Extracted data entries

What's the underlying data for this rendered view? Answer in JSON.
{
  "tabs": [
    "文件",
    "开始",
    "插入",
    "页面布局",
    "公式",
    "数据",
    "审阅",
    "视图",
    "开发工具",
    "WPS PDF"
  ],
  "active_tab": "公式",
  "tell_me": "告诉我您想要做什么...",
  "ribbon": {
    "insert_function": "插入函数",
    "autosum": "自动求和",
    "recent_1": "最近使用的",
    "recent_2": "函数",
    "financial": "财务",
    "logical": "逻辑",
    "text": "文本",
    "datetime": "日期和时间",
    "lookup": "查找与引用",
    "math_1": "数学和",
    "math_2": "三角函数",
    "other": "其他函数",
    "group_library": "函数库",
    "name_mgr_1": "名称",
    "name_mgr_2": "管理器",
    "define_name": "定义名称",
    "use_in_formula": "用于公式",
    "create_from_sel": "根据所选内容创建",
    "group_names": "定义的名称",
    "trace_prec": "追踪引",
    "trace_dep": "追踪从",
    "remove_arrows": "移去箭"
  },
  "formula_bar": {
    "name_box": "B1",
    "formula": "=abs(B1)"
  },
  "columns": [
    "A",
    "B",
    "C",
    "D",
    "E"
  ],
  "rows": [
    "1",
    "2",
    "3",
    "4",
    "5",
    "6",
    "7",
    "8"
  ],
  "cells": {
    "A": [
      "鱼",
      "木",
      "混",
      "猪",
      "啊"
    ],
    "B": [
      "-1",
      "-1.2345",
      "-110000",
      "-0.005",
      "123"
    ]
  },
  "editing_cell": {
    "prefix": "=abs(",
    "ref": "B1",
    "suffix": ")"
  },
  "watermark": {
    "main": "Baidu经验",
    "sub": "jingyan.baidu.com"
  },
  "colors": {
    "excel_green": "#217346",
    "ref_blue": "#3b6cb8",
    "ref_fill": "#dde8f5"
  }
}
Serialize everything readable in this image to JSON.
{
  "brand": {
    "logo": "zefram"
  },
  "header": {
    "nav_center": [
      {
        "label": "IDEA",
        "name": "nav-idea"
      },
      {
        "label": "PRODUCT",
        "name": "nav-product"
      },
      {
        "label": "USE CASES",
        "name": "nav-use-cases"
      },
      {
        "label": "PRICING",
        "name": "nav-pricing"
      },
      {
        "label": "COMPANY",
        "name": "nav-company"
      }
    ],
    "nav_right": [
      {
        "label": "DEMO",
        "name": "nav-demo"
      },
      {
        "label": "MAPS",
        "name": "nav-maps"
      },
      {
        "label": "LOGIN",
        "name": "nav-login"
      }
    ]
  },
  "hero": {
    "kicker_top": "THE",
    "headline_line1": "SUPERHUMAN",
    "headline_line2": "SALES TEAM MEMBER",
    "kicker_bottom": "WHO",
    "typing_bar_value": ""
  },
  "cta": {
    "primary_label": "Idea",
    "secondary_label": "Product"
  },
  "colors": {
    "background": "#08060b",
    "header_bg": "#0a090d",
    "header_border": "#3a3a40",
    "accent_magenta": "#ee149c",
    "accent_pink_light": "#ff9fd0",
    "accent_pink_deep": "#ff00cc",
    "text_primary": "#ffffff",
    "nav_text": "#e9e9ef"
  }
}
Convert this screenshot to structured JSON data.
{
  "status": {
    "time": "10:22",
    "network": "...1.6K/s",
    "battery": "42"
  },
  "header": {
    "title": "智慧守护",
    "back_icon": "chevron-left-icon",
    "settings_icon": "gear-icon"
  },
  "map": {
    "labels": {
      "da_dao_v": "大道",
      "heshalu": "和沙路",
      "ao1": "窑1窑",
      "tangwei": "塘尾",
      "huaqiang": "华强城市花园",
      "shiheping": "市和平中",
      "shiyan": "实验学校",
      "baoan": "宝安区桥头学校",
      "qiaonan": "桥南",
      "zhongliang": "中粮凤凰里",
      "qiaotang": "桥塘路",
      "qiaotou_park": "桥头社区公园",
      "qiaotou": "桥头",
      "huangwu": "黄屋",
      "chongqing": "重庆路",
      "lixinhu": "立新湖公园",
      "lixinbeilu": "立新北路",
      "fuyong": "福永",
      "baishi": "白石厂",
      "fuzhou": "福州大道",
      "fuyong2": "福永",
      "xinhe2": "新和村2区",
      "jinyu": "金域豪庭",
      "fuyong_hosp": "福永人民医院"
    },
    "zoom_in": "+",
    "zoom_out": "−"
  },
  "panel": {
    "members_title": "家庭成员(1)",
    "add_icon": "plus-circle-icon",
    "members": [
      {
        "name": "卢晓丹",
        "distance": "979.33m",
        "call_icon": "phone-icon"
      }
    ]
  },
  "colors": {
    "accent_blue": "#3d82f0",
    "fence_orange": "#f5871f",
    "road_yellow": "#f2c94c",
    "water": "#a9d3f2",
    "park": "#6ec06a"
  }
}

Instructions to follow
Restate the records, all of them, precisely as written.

Completed exercise
What's the underlying data for this rendered view? Answer in JSON.
{
  "tabs": [
    "文件",
    "开始",
    "插入",
    "页面布局",
    "公式",
    "数据",
    "审阅",
    "视图",
    "开发工具",
    "WPS PDF"
  ],
  "active_tab": "公式",
  "tell_me": "告诉我您想要做什么...",
  "ribbon": {
    "insert_function": "插入函数",
    "autosum": "自动求和",
    "recent_1": "最近使用的",
    "recent_2": "函数",
    "financial": "财务",
    "logical": "逻辑",
    "text": "文本",
    "datetime": "日期和时间",
    "lookup": "查找与引用",
    "math_1": "数学和",
    "math_2": "三角函数",
    "other": "其他函数",
    "group_library": "函数库",
    "name_mgr_1": "名称",
    "name_mgr_2": "管理器",
    "define_name": "定义名称",
    "use_in_formula": "用于公式",
    "create_from_sel": "根据所选内容创建",
    "group_names": "定义的名称",
    "trace_prec": "追踪引",
    "trace_dep": "追踪从",
    "remove_arrows": "移去箭"
  },
  "formula_bar": {
    "name_box": "B1",
    "formula": "=abs(B1)"
  },
  "columns": [
    "A",
    "B",
    "C",
    "D",
    "E"
  ],
  "rows": [
    "1",
    "2",
    "3",
    "4",
    "5",
    "6",
    "7",
    "8"
  ],
  "cells": {
    "A": [
      "鱼",
      "木",
      "混",
      "猪",
      "啊"
    ],
    "B": [
      "-1",
      "-1.2345",
      "-110000",
      "-0.005",
      "123"
    ]
  },
  "editing_cell": {
    "prefix": "=abs(",
    "ref": "B1",
    "suffix": ")"
  },
  "watermark": {
    "main": "Baidu经验",
    "sub": "jingyan.baidu.com"
  },
  "colors": {
    "excel_green": "#217346",
    "ref_blue": "#3b6cb8",
    "ref_fill": "#dde8f5"
  }
}
Serialize everything readable in this image to JSON.
{
  "brand": {
    "logo": "zefram"
  },
  "header": {
    "nav_center": [
      {
        "label": "IDEA",
        "name": "nav-idea"
      },
      {
        "label": "PRODUCT",
        "name": "nav-product"
      },
      {
        "label": "USE CASES",
        "name": "nav-use-cases"
      },
      {
        "label": "PRICING",
        "name": "nav-pricing"
      },
      {
        "label": "COMPANY",
        "name": "nav-company"
      }
    ],
    "nav_right": [
      {
        "label": "DEMO",
        "name": "nav-demo"
      },
      {
        "label": "MAPS",
        "name": "nav-maps"
      },
      {
        "label": "LOGIN",
        "name": "nav-login"
      }
    ]
  },
  "hero": {
    "kicker_top": "THE",
    "headline_line1": "SUPERHUMAN",
    "headline_line2": "SALES TEAM MEMBER",
    "kicker_bottom": "WHO",
    "typing_bar_value": ""
  },
  "cta": {
    "primary_label": "Idea",
    "secondary_label": "Product"
  },
  "colors": {
    "background": "#08060b",
    "header_bg": "#0a090d",
    "header_border": "#3a3a40",
    "accent_magenta": "#ee149c",
    "accent_pink_light": "#ff9fd0",
    "accent_pink_deep": "#ff00cc",
    "text_primary": "#ffffff",
    "nav_text": "#e9e9ef"
  }
}
Convert this screenshot to structured JSON data.
{
  "status": {
    "time": "10:22",
    "network": "...1.6K/s",
    "battery": "42"
  },
  "header": {
    "title": "智慧守护",
    "back_icon": "chevron-left-icon",
    "settings_icon": "gear-icon"
  },
  "map": {
    "labels": {
      "da_dao_v": "大道",
      "heshalu": "和沙路",
      "ao1": "窑1窑",
      "tangwei": "塘尾",
      "huaqiang": "华强城市花园",
      "shiheping": "市和平中",
      "shiyan": "实验学校",
      "baoan": "宝安区桥头学校",
      "qiaonan": "桥南",
      "zhongliang": "中粮凤凰里",
      "qiaotang": "桥塘路",
      "qiaotou_park": "桥头社区公园",
      "qiaotou": "桥头",
      "huangwu": "黄屋",
      "chongqing": "重庆路",
      "lixinhu": "立新湖公园",
      "lixinbeilu": "立新北路",
      "fuyong": "福永",
      "baishi": "白石厂",
      "fuzhou": "福州大道",
      "fuyong2": "福永",
      "xinhe2": "新和村2区",
      "jinyu": "金域豪庭",
      "fuyong_hosp": "福永人民医院"
    },
    "zoom_in": "+",
    "zoom_out": "−"
  },
  "panel": {
    "members_title": "家庭成员(1)",
    "add_icon": "plus-circle-icon",
    "members": [
      {
        "name": "卢晓丹",
        "distance": "979.33m",
        "call_icon": "phone-icon"
      }
    ]
  },
  "colors": {
    "accent_blue": "#3d82f0",
    "fence_orange": "#f5871f",
    "road_yellow": "#f2c94c",
    "water": "#a9d3f2",
    "park": "#6ec06a"
  }
}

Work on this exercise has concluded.